● **THE TASK**:
In the records below, some lines contain the word "text". Copy each of them.

=====

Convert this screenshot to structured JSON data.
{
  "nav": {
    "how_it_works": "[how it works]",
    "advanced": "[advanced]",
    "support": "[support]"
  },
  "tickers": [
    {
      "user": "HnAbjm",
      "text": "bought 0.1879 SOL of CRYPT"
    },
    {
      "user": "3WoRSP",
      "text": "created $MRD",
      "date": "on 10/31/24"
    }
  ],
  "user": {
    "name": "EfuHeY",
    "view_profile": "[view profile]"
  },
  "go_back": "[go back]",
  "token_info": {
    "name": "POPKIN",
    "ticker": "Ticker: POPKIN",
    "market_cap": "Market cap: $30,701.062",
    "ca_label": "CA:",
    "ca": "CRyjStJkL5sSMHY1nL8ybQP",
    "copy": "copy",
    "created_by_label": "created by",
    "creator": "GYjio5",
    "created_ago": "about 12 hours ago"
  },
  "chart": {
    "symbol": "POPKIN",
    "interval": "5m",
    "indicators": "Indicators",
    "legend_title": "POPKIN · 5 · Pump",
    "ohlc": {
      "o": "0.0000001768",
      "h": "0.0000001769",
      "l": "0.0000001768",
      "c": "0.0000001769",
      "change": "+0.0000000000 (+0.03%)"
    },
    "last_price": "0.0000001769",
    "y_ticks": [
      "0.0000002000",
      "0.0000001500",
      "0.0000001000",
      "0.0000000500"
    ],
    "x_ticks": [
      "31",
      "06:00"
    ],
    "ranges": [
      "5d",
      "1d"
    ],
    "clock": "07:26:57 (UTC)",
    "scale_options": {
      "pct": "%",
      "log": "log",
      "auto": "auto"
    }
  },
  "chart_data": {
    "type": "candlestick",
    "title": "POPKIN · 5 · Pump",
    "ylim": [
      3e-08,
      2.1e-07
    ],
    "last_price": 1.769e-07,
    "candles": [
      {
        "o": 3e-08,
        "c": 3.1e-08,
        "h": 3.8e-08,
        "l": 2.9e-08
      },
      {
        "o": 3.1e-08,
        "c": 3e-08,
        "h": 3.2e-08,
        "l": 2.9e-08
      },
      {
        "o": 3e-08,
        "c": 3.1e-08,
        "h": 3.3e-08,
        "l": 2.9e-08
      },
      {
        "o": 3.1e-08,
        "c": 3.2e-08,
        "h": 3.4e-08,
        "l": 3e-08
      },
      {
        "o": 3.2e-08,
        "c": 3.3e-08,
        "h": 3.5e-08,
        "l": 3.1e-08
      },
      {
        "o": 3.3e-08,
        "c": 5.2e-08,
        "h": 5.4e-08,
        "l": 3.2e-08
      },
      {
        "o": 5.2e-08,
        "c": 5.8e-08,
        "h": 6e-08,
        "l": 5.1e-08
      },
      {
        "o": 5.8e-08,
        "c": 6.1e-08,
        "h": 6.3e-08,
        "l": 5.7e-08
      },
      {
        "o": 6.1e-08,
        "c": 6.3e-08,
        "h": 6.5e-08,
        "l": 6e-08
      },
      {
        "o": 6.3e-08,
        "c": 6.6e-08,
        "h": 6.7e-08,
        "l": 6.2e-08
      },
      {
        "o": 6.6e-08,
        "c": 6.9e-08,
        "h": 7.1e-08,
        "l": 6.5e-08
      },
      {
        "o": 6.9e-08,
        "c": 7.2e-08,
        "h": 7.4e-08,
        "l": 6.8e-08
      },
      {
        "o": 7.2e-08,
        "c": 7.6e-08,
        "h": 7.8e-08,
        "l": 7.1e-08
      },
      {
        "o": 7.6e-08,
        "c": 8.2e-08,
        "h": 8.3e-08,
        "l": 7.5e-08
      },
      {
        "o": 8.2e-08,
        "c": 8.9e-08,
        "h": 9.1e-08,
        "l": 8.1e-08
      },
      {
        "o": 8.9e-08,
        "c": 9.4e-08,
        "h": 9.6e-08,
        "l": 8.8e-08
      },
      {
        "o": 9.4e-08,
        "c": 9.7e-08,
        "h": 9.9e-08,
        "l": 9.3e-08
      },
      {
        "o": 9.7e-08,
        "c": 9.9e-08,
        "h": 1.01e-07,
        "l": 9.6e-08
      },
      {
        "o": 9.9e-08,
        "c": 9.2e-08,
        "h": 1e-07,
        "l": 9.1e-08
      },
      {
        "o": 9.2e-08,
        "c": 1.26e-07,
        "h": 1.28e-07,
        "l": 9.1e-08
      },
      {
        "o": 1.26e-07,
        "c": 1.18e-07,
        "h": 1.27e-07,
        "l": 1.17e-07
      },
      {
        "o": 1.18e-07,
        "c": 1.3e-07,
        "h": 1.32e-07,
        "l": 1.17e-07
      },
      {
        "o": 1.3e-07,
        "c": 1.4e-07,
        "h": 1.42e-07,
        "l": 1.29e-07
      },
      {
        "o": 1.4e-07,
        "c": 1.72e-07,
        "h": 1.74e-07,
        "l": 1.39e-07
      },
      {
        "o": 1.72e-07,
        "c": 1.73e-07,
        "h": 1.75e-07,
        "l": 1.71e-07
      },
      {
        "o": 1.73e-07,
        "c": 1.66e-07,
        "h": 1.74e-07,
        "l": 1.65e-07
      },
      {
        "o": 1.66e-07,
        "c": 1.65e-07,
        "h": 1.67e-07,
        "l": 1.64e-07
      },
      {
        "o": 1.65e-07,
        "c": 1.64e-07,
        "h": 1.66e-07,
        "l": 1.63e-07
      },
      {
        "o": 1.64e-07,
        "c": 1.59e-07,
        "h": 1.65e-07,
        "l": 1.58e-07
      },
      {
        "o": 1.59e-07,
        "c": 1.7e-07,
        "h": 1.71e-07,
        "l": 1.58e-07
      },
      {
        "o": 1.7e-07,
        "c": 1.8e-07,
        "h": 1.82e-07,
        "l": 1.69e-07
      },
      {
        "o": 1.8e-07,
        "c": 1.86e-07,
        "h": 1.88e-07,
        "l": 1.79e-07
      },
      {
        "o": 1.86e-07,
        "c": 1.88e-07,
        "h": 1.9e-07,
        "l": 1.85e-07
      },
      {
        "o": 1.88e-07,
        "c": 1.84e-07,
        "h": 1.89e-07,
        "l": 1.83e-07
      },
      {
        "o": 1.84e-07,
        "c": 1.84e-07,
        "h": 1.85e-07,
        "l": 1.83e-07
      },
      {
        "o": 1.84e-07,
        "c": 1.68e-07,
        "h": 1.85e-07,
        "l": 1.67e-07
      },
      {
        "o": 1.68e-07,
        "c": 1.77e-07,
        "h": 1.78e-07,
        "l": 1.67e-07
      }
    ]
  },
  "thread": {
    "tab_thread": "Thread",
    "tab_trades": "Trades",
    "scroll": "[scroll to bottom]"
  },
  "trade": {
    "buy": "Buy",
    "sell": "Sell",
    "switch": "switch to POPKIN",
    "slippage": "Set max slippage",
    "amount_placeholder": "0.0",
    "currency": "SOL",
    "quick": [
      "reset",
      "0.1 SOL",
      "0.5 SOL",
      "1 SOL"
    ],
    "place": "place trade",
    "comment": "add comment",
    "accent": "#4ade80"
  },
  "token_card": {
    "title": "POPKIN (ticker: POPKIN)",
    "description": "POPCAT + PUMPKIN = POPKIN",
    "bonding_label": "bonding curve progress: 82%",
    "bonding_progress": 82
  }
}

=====

● **RESPONSE TO THIS EXERCISE**:
      "text": "bought 0.1879 SOL of CRYPT"
      "text": "created $MRD",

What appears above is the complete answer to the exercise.